Without altering a single character, set down all of the data below.

## Entries provided
######

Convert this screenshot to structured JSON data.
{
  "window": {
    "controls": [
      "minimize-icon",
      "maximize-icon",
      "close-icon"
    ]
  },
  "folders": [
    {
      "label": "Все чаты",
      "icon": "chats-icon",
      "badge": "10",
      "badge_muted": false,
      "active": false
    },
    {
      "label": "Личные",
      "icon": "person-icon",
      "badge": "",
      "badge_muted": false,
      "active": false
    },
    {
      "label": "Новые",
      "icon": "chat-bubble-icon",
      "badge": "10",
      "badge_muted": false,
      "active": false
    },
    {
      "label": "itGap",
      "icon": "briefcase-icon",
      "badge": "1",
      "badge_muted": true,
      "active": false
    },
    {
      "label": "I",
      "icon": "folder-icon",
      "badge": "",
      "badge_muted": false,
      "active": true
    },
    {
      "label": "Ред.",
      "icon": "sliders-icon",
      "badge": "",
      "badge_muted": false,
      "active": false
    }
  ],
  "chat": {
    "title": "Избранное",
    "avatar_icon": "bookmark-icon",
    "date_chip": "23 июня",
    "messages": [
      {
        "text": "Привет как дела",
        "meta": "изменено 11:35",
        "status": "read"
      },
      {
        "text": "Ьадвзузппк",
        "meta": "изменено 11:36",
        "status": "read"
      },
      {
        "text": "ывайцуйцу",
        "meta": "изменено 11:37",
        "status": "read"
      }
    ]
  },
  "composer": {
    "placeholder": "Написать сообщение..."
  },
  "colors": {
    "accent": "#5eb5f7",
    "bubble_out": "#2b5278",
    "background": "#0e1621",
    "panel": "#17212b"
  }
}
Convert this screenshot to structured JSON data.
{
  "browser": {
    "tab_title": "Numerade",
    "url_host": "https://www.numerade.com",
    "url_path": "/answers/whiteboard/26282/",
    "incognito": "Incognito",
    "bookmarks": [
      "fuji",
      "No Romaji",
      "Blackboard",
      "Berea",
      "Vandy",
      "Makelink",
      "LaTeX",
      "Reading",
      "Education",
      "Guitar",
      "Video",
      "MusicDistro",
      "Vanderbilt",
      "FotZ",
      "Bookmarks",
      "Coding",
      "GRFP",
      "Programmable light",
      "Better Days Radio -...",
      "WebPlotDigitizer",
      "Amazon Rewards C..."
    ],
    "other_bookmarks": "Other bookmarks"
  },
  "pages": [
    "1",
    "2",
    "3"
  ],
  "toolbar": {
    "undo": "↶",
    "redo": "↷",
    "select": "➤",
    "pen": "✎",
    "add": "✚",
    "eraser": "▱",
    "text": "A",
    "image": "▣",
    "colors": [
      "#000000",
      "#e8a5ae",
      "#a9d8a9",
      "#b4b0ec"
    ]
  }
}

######

## Reply to the task
Convert this screenshot to structured JSON data.
{
  "window": {
    "controls": [
      "minimize-icon",
      "maximize-icon",
      "close-icon"
    ]
  },
  "folders": [
    {
      "label": "Все чаты",
      "icon": "chats-icon",
      "badge": "10",
      "badge_muted": false,
      "active": false
    },
    {
      "label": "Личные",
      "icon": "person-icon",
      "badge": "",
      "badge_muted": false,
      "active": false
    },
    {
      "label": "Новые",
      "icon": "chat-bubble-icon",
      "badge": "10",
      "badge_muted": false,
      "active": false
    },
    {
      "label": "itGap",
      "icon": "briefcase-icon",
      "badge": "1",
      "badge_muted": true,
      "active": false
    },
    {
      "label": "I",
      "icon": "folder-icon",
      "badge": "",
      "badge_muted": false,
      "active": true
    },
    {
      "label": "Ред.",
      "icon": "sliders-icon",
      "badge": "",
      "badge_muted": false,
      "active": false
    }
  ],
  "chat": {
    "title": "Избранное",
    "avatar_icon": "bookmark-icon",
    "date_chip": "23 июня",
    "messages": [
      {
        "text": "Привет как дела",
        "meta": "изменено 11:35",
        "status": "read"
      },
      {
        "text": "Ьадвзузппк",
        "meta": "изменено 11:36",
        "status": "read"
      },
      {
        "text": "ывайцуйцу",
        "meta": "изменено 11:37",
        "status": "read"
      }
    ]
  },
  "composer": {
    "placeholder": "Написать сообщение..."
  },
  "colors": {
    "accent": "#5eb5f7",
    "bubble_out": "#2b5278",
    "background": "#0e1621",
    "panel": "#17212b"
  }
}
Convert this screenshot to structured JSON data.
{
  "browser": {
    "tab_title": "Numerade",
    "url_host": "https://www.numerade.com",
    "url_path": "/answers/whiteboard/26282/",
    "incognito": "Incognito",
    "bookmarks": [
      "fuji",
      "No Romaji",
      "Blackboard",
      "Berea",
      "Vandy",
      "Makelink",
      "LaTeX",
      "Reading",
      "Education",
      "Guitar",
      "Video",
      "MusicDistro",
      "Vanderbilt",
      "FotZ",
      "Bookmarks",
      "Coding",
      "GRFP",
      "Programmable light",
      "Better Days Radio -...",
      "WebPlotDigitizer",
      "Amazon Rewards C..."
    ],
    "other_bookmarks": "Other bookmarks"
  },
  "pages": [
    "1",
    "2",
    "3"
  ],
  "toolbar": {
    "undo": "↶",
    "redo": "↷",
    "select": "➤",
    "pen": "✎",
    "add": "✚",
    "eraser": "▱",
    "text": "A",
    "image": "▣",
    "colors": [
      "#000000",
      "#e8a5ae",
      "#a9d8a9",
      "#b4b0ec"
    ]
  }
}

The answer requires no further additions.